The Incomplete Americanization
of European Welfare Policy
I have a confession to make. For over two decades, I have discussed with students that the research literature was filled with references to the United States as a “welfare-state laggard.”1 Research study after research study provided copious statistical documentation on the fact that the United States spent far less on social welfare policies to combat poverty and did less to aid the poorest members of U.S. society than did most, if not all, other industrialized societies.2 The major implicit normative subtext of such objective social science studies was more often than not the idea that the United States would, it was hoped, eventually “catch up” to European welfare states that had often started earlier, say with Bismarck’s plan for social security in the 1880s, than the U.S. welfare state that was seen as being founded with the Social Security Act of 1935.
The metaphor of lagging behind in time was palpable in a social science literature that was assumed to be providing an objective, factual presentation of reality. Claims to objectivity not withstanding, distance and time metaphors have long been popular in social welfare policy discourse of liberal, individualistic, capitalistic societies for suggesting that some people,

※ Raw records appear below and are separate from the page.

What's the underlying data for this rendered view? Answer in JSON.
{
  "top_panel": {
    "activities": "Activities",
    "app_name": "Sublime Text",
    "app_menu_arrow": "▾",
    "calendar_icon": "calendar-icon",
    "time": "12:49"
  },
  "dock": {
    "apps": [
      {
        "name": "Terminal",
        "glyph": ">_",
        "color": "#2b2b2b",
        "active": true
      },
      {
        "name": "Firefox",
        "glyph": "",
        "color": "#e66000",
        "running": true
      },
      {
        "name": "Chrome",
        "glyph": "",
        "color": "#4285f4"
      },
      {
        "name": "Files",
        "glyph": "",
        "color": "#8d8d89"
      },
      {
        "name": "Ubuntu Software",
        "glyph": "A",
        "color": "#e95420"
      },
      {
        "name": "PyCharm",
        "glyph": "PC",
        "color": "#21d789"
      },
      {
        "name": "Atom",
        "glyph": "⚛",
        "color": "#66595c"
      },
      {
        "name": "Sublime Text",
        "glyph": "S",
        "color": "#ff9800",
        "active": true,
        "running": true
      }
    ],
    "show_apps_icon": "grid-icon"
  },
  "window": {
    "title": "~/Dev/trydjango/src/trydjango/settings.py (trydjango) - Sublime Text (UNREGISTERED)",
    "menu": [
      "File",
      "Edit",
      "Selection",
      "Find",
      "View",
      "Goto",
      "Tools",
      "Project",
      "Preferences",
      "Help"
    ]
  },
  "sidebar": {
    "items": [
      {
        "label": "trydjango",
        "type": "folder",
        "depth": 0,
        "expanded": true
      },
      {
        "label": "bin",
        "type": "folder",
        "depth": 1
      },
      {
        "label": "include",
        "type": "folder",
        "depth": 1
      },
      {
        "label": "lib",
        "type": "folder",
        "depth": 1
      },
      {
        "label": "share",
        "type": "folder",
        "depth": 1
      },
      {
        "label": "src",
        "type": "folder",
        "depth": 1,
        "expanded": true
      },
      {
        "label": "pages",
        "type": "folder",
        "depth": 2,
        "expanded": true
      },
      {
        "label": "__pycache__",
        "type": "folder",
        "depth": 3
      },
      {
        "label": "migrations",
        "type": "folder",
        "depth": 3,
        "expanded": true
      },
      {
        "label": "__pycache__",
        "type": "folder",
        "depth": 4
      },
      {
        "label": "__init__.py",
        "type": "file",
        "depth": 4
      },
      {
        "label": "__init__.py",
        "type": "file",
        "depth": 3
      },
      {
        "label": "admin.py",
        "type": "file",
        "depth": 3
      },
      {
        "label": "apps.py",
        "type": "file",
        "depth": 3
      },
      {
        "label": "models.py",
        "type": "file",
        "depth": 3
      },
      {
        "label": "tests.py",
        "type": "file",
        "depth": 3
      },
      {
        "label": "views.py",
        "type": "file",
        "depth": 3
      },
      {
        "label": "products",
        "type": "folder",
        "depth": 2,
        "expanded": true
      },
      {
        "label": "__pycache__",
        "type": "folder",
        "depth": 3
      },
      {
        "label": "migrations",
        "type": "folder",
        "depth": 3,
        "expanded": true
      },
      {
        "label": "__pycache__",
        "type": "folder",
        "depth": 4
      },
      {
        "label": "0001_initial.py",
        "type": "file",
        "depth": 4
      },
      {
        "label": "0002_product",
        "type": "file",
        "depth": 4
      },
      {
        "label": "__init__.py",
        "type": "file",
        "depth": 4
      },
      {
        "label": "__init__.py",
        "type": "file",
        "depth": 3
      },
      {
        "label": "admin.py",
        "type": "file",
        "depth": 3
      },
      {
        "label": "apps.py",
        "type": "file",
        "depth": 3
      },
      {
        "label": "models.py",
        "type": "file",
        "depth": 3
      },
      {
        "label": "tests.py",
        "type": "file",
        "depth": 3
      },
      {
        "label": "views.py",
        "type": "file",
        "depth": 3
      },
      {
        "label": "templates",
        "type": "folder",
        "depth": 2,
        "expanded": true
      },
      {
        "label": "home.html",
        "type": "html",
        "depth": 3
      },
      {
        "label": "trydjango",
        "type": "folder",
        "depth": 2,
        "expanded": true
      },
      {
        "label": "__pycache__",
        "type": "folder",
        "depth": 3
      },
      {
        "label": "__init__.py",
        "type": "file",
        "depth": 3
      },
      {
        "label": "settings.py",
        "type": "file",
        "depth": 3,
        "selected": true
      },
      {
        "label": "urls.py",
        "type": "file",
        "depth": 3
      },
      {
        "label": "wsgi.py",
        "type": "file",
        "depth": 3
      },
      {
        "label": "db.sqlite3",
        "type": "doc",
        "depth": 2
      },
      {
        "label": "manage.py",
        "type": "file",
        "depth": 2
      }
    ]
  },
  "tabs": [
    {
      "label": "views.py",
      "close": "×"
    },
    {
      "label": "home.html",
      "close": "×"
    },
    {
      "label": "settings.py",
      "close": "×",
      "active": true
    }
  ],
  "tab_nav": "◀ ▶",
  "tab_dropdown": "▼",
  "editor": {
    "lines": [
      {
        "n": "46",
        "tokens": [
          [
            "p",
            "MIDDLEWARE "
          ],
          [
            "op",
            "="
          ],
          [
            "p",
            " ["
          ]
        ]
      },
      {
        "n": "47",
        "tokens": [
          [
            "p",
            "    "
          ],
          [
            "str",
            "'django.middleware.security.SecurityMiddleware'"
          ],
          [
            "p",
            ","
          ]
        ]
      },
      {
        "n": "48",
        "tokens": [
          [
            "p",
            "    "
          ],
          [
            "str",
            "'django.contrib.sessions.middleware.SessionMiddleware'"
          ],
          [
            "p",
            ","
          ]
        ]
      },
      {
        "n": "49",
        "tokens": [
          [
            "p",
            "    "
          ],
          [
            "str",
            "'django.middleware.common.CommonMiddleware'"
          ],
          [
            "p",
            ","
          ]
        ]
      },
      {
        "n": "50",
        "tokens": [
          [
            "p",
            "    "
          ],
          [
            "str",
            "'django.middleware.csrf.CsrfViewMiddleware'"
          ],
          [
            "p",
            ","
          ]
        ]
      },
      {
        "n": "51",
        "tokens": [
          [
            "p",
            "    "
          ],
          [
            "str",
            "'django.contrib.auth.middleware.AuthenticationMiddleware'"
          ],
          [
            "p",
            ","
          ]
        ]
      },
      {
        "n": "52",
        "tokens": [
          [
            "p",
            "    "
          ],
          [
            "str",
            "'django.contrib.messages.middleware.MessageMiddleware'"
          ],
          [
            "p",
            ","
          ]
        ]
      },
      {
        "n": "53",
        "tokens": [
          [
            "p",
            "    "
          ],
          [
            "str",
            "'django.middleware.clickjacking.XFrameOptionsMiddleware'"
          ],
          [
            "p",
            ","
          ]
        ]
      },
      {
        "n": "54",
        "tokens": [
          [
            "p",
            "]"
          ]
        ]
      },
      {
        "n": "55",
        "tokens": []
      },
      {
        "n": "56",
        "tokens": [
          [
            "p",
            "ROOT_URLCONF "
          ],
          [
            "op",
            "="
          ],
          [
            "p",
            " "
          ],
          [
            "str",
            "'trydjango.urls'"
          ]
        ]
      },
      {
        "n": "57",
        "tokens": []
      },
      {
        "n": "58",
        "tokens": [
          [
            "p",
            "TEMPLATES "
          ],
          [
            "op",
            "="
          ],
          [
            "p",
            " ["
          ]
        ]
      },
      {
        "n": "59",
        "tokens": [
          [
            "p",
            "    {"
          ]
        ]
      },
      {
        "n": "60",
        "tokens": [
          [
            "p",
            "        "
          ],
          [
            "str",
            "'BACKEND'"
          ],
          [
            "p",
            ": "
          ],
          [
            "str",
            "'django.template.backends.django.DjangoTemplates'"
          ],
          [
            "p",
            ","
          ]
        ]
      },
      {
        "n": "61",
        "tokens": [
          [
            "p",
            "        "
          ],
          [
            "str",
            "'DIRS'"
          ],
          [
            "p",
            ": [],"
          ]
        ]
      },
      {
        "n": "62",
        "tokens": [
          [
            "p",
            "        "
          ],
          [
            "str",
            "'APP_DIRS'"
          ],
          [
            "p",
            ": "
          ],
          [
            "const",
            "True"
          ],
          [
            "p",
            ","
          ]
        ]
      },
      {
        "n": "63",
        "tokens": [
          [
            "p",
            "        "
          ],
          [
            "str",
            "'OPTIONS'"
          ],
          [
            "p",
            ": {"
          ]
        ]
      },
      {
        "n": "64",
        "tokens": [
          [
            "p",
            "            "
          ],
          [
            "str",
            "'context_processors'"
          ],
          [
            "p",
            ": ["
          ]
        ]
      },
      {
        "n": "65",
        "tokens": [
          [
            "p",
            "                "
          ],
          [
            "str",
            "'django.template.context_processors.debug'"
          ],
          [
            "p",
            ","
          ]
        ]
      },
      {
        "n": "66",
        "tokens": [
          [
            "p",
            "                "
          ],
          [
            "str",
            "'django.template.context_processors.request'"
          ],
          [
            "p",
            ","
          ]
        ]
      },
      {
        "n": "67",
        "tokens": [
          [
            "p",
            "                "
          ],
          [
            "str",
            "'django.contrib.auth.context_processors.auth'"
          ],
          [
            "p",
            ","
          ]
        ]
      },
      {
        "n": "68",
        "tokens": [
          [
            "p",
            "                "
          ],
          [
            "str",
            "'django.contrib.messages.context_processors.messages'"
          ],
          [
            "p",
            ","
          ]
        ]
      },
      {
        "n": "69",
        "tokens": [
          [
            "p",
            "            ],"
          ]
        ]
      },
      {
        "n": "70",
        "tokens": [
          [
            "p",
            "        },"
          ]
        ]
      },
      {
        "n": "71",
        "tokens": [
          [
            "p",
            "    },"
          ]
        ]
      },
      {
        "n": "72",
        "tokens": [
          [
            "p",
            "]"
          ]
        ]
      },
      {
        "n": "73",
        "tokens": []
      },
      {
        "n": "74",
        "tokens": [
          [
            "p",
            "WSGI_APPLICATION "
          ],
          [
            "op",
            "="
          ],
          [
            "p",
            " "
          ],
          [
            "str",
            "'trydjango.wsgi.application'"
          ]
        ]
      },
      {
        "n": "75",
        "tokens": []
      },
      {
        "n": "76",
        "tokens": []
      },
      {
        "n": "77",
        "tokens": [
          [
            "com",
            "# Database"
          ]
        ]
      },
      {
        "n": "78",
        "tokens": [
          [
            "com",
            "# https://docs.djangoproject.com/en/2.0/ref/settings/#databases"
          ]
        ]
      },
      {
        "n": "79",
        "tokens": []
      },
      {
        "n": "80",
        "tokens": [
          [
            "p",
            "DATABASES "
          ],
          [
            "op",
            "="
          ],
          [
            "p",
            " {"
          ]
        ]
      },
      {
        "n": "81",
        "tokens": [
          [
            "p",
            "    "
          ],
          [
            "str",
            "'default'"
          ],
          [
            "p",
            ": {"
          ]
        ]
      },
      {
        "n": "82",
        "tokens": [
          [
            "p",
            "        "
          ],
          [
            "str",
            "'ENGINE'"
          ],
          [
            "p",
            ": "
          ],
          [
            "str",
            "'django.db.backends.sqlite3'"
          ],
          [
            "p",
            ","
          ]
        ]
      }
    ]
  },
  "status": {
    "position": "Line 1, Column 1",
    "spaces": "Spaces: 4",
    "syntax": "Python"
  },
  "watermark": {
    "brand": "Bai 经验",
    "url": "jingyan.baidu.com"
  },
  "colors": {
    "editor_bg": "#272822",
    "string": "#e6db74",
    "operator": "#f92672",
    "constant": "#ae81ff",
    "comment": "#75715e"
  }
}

1. Mary Ruggie has pointed out that Harold Wilensky was the first to call the United States a “welfare state laggard.” See Mary Ruggie, “Rich Democracies: Political Economy, Public Policy, and Performance by Harold L. Wilensky,” Political Science Quarterly 118, 2 (Summer 2003): 355–56. Wilensky actually originally called the United States a “reluctant welfare state.” See Harold L. Wilensky, “The Problems and Prospects of the Welfare State,” in Industrial Society and Social Welfare, Harold L. Wilensky and Charles N. Lebeaux, eds. (New York: Free Press, 1965), pp. xii–xxv. Also see Bruce S. Jansson, The Reluctant Welfare State, 4th edition (Belmont: Wadsworth/Brooks Cole, 2001); Diane Sainsbury, Gender, Equality and Welfare States (Cambridge: Cambridge University Press, 1996), pp. 28–29; Richard Titmuss, Essays on the Welfare State (London: Allen & Unwin, 1958); and Gosta Esping-Andersen, The Three Worlds of Welfare Capitalism (New York: Polity Press, Cambridge, 1990).
2. For a recent and thorough example of such research, see Lee Rainwater and Timothy M. Smeeding, Poor Kids in a Rich Country: America’s Children in Comparative Perspective (New York: Russell Sage Foundation, 2003).